> **Your objective**
Find the lines below holding the word "État" and copy each of them.

> **Material supplied**

◇ ◇ ◇ ◇ ◇ ◇ ◇

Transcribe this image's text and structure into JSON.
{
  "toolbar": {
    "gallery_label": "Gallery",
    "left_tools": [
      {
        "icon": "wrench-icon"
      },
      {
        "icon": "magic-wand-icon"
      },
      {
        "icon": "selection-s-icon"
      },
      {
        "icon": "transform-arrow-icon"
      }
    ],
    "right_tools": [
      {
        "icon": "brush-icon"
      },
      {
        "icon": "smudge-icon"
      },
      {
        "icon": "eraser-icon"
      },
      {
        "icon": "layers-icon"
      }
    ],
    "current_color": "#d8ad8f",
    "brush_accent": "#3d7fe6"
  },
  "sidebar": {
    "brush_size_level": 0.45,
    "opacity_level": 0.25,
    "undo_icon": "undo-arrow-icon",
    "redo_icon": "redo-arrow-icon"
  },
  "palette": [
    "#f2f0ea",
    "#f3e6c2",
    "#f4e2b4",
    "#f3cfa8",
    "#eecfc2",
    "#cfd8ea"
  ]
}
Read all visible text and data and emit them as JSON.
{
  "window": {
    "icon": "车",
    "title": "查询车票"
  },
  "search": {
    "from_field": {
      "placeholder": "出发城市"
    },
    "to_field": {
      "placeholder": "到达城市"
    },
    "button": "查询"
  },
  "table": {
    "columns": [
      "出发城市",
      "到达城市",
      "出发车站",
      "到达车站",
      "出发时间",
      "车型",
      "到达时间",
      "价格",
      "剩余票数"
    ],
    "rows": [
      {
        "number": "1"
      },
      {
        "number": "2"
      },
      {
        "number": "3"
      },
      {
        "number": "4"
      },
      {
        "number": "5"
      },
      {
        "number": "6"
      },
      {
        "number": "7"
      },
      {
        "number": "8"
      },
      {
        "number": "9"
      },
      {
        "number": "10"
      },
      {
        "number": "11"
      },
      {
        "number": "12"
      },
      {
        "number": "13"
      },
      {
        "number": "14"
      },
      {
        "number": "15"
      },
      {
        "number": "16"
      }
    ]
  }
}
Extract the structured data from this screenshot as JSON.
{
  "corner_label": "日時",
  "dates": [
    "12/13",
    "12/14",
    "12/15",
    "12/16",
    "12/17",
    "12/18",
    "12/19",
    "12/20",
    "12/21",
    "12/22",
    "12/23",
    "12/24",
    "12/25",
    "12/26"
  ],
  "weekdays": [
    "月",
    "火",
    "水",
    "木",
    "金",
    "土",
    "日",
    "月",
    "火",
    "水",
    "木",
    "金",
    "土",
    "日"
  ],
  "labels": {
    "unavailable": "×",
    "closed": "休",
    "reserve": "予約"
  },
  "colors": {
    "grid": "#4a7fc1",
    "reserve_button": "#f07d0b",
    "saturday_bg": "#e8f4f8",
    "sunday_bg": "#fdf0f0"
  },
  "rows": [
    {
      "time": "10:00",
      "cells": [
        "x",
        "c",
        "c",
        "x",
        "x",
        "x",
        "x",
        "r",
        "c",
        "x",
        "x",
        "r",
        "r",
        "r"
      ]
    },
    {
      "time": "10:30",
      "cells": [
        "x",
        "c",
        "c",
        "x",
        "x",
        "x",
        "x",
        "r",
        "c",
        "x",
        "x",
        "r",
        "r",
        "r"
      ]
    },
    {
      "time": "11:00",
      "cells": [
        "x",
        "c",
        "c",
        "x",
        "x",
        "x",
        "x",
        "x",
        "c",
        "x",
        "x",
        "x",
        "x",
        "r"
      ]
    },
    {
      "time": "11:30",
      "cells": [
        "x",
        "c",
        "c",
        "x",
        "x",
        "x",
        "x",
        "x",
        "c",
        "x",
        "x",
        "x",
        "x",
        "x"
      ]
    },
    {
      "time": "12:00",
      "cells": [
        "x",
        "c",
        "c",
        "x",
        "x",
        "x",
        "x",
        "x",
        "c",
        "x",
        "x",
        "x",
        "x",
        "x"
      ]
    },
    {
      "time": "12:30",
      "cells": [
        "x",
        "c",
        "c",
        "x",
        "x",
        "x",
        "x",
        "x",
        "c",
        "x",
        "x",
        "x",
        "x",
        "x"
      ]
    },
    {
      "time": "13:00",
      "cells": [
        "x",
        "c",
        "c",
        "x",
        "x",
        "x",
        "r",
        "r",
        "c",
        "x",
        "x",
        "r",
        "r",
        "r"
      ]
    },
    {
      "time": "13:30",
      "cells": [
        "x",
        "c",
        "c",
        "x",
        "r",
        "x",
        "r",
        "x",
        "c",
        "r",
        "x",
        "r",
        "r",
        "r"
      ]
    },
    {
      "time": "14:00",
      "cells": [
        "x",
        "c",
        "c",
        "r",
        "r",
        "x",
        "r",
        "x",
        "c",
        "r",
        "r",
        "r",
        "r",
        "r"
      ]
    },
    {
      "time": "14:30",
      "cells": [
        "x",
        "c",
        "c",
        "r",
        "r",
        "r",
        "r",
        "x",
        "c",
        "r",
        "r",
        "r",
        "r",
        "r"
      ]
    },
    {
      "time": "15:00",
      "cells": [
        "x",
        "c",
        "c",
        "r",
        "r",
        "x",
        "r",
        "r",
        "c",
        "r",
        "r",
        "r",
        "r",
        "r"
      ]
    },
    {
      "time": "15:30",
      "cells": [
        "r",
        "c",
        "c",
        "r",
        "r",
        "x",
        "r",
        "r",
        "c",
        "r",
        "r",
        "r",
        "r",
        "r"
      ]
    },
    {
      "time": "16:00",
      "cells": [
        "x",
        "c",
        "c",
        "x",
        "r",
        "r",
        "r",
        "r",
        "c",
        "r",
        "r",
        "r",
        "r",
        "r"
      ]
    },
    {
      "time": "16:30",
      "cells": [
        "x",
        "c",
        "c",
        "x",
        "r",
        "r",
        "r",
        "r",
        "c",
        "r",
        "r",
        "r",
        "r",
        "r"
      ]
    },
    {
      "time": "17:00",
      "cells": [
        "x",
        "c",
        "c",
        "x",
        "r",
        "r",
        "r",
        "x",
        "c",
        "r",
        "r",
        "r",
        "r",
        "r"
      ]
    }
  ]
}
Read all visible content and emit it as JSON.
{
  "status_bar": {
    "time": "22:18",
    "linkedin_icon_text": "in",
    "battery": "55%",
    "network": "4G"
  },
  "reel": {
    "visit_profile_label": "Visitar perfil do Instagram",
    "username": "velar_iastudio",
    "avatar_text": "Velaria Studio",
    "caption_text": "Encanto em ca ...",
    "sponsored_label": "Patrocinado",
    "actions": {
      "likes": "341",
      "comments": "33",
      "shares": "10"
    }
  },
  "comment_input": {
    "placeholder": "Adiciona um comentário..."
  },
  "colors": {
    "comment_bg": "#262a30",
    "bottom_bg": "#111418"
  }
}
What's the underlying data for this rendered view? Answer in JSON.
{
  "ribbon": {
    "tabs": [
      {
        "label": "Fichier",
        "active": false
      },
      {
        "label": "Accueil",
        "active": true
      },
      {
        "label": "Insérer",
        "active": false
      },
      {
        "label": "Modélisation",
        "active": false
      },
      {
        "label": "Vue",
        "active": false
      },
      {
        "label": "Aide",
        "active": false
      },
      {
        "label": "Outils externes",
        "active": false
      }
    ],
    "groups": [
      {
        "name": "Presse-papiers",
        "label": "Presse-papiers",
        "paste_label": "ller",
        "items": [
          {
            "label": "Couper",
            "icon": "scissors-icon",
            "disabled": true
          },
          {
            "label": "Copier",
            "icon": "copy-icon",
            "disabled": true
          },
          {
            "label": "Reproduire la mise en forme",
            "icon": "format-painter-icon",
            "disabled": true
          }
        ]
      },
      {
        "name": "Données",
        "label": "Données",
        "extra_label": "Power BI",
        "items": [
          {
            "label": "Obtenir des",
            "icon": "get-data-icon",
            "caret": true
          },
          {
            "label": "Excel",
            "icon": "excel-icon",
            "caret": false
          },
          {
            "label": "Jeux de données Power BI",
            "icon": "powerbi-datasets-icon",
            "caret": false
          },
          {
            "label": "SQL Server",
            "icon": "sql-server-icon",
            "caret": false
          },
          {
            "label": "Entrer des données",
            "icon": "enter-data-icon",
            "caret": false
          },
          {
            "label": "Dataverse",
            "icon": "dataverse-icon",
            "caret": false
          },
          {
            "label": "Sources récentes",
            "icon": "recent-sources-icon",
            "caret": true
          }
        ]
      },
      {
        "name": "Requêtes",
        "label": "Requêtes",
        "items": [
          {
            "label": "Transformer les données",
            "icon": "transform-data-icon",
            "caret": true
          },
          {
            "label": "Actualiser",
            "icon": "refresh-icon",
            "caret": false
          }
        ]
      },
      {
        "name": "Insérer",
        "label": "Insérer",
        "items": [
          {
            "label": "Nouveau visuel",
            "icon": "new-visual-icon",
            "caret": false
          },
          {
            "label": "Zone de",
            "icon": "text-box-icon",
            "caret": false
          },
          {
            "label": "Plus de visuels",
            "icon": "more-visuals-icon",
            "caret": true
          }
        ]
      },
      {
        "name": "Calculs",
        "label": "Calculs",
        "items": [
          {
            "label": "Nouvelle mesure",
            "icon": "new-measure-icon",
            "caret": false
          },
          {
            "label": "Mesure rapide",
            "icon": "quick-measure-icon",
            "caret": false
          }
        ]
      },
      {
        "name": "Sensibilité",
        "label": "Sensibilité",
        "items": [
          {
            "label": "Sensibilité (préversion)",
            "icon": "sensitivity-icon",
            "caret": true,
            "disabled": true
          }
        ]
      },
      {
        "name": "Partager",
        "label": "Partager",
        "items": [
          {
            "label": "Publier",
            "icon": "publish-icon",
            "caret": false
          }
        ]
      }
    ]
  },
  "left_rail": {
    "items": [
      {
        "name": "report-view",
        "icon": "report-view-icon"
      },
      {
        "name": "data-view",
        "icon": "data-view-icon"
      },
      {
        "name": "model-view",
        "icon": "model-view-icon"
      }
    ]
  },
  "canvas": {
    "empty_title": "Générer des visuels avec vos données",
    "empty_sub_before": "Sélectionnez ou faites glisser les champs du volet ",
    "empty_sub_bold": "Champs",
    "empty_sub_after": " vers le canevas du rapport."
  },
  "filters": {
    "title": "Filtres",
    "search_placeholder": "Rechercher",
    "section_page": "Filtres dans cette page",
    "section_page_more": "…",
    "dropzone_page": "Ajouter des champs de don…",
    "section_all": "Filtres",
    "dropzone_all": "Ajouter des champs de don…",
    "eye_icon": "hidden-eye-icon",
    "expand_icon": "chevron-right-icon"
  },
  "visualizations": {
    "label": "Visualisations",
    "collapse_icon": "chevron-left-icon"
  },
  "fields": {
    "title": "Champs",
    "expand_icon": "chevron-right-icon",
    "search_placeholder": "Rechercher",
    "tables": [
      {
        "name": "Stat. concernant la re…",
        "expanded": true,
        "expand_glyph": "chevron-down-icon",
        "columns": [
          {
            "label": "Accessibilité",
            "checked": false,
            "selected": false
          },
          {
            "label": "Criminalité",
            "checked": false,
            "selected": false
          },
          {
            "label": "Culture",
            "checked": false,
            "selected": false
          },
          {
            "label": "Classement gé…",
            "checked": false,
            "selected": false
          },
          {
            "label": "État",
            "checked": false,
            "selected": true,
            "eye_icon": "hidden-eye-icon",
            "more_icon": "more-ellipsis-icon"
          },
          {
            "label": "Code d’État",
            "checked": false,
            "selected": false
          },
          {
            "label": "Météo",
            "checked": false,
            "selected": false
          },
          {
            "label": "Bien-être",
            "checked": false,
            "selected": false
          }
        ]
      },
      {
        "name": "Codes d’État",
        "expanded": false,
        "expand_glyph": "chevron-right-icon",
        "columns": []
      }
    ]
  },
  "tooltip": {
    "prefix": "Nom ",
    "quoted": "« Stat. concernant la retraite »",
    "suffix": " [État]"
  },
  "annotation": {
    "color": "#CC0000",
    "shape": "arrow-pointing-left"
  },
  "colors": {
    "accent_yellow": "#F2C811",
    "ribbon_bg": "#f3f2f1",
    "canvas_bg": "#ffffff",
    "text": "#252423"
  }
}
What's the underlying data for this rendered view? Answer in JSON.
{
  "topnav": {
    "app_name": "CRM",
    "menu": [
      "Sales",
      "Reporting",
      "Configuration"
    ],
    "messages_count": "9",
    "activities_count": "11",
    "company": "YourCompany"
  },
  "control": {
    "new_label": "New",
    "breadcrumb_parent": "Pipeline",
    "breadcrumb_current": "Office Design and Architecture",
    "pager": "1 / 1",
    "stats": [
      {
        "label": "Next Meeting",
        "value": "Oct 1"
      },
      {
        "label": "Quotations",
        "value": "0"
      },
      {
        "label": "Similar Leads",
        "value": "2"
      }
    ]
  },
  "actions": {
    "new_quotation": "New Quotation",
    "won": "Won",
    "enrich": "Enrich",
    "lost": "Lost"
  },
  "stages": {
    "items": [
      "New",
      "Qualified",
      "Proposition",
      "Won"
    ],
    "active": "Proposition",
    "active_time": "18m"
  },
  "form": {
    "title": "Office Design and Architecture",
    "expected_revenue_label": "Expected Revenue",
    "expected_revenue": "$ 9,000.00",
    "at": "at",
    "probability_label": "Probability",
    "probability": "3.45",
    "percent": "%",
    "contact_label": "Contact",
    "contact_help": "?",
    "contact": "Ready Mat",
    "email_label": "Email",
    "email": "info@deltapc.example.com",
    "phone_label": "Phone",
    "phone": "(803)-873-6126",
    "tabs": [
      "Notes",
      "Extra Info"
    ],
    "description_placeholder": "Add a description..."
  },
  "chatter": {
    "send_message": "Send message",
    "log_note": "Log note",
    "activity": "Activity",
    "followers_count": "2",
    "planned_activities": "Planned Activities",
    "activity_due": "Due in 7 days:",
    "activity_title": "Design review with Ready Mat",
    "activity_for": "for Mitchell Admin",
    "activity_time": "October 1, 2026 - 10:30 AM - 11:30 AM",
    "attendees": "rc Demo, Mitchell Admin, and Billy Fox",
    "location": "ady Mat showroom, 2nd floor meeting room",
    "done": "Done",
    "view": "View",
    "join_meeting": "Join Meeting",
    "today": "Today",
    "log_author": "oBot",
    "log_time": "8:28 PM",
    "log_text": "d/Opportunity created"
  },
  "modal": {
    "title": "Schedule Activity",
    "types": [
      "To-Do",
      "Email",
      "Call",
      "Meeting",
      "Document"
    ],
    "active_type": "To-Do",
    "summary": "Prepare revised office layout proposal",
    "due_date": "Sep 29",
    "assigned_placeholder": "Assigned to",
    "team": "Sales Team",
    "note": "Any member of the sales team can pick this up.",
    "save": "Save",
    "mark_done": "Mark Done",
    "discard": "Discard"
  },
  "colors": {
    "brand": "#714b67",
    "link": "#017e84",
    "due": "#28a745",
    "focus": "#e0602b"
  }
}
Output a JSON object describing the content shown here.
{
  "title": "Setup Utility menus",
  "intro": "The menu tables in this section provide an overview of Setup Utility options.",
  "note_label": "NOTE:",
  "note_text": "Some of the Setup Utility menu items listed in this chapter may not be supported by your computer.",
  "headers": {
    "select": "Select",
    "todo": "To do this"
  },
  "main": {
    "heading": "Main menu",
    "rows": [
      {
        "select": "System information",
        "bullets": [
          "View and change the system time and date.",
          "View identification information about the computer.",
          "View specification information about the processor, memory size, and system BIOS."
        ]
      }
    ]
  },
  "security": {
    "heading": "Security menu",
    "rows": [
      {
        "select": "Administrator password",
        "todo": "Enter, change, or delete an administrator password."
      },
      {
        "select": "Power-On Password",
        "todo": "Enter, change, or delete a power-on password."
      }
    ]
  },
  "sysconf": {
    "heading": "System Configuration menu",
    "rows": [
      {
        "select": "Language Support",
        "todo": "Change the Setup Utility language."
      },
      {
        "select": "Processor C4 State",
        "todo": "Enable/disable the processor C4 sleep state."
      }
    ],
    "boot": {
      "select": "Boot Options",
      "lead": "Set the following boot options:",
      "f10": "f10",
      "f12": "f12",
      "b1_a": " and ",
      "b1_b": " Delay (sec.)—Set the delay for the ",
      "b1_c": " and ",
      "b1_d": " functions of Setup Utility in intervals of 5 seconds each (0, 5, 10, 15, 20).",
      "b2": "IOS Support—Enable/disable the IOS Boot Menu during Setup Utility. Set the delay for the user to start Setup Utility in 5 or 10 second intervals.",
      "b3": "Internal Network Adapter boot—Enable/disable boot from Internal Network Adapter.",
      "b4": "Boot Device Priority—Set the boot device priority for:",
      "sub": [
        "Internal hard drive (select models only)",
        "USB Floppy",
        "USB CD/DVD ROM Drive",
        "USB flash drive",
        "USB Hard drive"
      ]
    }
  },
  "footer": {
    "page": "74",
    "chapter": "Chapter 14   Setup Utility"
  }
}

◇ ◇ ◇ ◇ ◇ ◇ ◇

> **Answer**
            "label": "État",
            "label": "Code d’État",
        "name": "Codes d’État",
    "suffix": " [État]"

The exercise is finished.